## Task to carry out
Each line of the data below that holds the word "background" is to be reported in full.

## The input
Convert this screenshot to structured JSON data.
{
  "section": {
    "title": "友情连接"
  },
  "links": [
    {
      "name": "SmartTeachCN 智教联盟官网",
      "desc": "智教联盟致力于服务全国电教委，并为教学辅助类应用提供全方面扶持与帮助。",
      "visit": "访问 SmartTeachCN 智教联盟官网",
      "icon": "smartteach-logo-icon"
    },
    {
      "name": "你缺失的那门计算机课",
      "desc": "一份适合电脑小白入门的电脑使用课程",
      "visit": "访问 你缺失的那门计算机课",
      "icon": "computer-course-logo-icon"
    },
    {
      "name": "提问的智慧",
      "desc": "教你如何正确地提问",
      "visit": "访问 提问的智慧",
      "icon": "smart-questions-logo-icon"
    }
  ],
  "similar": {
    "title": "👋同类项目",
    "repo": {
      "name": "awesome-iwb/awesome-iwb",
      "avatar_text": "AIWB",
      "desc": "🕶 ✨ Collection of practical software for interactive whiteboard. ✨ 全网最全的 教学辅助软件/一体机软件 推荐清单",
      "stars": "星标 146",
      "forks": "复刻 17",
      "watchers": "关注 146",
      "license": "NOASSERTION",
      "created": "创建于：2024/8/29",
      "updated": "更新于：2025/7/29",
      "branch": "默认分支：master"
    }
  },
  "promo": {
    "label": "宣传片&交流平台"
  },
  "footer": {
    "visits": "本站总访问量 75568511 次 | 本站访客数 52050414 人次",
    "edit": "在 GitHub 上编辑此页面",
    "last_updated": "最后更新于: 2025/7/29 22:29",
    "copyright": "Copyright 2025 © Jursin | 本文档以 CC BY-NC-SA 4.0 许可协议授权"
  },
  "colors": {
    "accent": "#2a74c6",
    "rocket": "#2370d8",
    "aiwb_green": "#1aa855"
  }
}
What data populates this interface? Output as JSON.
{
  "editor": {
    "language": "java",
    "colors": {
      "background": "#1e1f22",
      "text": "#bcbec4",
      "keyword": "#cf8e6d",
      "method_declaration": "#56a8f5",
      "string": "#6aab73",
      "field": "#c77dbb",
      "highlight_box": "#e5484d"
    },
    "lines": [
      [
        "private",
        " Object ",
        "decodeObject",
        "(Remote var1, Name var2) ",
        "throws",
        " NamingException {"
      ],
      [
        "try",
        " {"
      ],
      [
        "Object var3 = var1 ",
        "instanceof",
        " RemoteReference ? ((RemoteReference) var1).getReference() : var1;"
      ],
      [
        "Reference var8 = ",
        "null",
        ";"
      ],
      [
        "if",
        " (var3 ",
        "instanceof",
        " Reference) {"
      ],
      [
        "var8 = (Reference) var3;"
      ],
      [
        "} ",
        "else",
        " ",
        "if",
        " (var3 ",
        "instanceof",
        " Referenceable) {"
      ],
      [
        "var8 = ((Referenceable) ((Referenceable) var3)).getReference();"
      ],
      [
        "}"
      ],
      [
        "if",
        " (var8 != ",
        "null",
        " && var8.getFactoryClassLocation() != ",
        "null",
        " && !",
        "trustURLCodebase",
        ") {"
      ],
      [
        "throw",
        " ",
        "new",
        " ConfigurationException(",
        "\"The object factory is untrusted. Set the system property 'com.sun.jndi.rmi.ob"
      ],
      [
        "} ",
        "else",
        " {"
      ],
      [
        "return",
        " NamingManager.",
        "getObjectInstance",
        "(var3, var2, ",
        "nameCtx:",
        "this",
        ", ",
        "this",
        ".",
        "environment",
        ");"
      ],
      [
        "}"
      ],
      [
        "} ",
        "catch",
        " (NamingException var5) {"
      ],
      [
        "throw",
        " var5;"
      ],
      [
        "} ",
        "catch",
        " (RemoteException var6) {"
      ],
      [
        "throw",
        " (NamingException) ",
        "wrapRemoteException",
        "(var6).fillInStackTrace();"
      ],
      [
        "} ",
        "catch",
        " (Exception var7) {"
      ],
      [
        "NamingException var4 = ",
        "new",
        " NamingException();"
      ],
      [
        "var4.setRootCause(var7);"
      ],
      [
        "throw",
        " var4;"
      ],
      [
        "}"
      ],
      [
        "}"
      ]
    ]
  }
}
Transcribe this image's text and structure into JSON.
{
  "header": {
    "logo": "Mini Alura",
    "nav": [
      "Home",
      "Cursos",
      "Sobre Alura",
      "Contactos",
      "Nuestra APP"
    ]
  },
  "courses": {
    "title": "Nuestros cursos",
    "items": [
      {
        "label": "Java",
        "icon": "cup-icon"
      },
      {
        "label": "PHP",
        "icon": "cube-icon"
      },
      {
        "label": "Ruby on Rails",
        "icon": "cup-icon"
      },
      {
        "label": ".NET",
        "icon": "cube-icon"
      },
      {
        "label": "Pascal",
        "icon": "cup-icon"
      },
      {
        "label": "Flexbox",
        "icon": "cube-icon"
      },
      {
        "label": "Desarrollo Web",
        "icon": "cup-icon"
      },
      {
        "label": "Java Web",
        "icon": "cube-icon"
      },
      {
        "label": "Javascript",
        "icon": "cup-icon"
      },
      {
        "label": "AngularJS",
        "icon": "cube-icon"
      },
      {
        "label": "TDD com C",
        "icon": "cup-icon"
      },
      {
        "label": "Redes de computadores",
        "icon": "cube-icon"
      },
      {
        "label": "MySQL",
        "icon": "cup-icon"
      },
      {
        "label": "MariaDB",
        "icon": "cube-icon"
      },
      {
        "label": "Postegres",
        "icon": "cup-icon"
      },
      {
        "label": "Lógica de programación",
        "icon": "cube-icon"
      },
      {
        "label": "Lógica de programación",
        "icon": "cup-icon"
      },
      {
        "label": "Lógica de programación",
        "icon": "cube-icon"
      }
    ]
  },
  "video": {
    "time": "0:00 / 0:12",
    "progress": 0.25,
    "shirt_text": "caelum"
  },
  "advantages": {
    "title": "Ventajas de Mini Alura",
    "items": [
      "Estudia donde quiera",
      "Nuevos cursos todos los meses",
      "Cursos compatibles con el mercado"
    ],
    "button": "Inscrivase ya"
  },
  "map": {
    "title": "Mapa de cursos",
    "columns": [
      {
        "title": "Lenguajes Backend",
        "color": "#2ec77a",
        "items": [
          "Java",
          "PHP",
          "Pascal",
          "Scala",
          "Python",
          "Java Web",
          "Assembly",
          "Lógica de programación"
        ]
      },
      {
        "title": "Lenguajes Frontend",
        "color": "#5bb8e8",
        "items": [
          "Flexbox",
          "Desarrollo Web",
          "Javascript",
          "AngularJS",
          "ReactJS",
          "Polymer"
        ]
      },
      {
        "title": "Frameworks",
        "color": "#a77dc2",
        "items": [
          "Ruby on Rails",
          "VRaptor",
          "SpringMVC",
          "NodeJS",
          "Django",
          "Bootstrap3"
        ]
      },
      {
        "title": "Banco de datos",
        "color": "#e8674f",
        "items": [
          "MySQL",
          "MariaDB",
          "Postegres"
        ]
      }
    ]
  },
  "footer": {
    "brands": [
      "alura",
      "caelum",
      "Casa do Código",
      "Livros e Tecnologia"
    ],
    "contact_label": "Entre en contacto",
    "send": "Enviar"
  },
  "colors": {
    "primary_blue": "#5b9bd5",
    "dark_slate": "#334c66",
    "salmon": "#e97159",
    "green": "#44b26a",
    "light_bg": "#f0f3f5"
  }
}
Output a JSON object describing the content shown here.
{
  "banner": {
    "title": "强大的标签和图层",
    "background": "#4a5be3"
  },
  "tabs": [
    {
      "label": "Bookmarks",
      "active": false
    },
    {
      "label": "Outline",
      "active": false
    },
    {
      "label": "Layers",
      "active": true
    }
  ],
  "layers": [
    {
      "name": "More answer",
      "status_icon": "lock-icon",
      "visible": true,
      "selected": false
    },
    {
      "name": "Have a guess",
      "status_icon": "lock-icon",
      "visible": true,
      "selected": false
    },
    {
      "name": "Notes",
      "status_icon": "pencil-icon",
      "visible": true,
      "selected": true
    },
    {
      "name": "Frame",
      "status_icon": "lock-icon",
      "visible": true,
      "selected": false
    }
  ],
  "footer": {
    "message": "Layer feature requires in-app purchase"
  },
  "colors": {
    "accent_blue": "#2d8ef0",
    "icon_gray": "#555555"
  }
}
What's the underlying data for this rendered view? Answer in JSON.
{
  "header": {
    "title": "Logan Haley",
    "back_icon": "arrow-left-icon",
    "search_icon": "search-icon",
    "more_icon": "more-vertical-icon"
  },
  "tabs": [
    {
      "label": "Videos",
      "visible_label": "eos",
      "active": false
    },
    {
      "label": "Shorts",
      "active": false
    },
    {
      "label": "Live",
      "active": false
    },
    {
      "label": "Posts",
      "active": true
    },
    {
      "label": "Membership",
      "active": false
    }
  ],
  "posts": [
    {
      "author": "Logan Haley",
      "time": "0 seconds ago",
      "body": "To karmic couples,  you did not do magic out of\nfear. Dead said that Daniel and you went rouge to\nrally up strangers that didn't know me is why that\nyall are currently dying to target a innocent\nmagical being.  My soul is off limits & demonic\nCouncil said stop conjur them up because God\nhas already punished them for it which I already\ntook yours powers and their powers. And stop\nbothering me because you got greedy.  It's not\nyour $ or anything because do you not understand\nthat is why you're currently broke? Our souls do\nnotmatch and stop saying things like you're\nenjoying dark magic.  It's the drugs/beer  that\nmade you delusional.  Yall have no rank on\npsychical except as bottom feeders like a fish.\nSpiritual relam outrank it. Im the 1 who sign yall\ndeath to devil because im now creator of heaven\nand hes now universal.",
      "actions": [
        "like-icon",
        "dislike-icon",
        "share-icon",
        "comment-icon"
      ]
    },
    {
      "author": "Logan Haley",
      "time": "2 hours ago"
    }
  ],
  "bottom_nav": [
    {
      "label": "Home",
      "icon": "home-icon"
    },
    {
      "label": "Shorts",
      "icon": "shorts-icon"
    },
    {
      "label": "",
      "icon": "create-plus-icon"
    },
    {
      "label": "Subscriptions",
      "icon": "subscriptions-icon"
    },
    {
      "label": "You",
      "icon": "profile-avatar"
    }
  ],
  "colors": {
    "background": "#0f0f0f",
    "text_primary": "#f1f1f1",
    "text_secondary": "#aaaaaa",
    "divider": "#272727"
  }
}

## Task response
      "background": "#1e1f22",
    "background": "#4a5be3"
    "background": "#0f0f0f",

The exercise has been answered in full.